--- YOUR TASK ---
Copy each line of the following data that contains "Segment".

[Collection entries]
[Start of section]

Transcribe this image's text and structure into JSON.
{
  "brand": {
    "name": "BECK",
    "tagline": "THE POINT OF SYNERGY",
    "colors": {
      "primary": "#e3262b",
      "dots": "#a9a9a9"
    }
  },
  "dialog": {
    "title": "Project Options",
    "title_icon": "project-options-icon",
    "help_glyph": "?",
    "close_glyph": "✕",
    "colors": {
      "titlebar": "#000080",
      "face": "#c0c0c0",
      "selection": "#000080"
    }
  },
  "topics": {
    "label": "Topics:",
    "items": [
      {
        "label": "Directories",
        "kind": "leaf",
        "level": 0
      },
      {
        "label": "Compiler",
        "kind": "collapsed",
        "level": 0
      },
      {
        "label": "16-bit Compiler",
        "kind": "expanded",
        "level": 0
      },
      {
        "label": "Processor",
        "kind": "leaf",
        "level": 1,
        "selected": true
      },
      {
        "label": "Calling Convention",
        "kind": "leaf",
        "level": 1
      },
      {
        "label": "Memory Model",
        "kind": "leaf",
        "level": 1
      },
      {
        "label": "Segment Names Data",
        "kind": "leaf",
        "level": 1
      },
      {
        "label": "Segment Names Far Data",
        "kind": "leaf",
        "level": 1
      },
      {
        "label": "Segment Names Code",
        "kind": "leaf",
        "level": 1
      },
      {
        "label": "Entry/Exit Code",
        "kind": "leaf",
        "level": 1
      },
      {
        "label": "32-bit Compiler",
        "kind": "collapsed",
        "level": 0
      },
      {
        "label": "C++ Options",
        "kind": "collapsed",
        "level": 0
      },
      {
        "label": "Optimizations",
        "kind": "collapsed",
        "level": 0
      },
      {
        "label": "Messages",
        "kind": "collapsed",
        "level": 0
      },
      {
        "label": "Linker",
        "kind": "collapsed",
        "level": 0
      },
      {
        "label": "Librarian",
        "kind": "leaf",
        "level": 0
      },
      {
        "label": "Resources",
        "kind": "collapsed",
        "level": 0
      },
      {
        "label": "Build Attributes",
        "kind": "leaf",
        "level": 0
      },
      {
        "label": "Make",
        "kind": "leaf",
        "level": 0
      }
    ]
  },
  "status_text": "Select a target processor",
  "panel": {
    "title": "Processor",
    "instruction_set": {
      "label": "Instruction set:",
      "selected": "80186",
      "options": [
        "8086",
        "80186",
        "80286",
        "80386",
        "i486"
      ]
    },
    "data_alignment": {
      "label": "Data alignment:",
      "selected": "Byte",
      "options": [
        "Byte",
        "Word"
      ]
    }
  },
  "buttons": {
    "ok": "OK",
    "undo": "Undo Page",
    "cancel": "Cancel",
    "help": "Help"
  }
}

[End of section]

--- EXPECTED OUTPUT ---
        "label": "Segment Names Data",
        "label": "Segment Names Far Data",
        "label": "Segment Names Code",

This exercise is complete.